··· Records for this task ···
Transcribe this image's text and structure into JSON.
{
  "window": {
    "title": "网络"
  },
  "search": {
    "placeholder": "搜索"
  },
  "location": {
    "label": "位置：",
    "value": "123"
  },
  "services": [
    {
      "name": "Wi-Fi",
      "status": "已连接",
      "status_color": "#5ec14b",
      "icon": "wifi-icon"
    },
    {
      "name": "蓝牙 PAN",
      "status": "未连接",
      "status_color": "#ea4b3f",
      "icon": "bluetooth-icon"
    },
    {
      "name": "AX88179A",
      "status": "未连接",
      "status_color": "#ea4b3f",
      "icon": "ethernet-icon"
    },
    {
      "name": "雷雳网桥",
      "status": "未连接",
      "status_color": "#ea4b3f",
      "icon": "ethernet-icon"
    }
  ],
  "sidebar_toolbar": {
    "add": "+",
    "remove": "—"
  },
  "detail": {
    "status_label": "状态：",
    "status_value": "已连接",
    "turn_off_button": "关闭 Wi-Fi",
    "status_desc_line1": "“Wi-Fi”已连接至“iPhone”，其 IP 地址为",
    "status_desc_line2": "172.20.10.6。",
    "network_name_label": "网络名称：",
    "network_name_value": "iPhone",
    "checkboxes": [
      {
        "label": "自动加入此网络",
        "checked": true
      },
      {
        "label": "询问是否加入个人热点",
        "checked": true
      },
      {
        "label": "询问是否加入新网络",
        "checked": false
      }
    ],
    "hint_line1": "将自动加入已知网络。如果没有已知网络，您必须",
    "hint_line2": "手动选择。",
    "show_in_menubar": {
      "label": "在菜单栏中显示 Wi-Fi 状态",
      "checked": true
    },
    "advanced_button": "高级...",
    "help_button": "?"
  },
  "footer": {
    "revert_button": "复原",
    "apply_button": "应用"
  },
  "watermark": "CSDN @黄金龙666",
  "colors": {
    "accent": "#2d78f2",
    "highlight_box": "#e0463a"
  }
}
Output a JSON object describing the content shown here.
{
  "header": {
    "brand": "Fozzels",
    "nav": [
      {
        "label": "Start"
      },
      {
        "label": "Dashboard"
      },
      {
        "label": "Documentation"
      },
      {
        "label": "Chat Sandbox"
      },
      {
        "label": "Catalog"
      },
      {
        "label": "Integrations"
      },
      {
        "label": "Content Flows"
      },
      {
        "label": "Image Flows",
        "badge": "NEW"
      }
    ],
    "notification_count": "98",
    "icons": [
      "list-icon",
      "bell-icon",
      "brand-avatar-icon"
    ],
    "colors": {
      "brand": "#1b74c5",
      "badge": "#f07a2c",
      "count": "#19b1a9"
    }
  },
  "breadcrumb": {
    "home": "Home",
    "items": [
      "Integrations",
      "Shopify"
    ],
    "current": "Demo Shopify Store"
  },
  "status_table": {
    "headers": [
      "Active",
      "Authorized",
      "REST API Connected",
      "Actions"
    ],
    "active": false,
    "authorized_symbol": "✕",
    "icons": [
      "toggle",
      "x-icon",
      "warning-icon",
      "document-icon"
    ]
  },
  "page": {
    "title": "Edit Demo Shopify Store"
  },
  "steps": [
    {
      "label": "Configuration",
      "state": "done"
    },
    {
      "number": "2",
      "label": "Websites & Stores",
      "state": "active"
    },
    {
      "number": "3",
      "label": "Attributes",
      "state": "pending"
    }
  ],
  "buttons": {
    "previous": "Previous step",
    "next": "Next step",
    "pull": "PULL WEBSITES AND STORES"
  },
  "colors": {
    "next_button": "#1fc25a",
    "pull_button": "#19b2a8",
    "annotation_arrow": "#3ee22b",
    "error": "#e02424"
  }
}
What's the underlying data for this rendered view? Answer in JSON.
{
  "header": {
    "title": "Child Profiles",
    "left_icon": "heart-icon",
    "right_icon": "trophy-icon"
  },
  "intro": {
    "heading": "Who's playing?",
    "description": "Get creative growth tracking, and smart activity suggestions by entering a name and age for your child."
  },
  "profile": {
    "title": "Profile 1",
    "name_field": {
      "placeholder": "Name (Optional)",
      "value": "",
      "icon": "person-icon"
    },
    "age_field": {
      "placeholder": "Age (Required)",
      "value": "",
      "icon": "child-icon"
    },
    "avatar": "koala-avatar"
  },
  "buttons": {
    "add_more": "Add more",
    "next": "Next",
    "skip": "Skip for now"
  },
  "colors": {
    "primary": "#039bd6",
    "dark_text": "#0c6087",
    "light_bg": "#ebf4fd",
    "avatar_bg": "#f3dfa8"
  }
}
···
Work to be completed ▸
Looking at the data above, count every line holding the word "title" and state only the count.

Output for this exercise ▸
4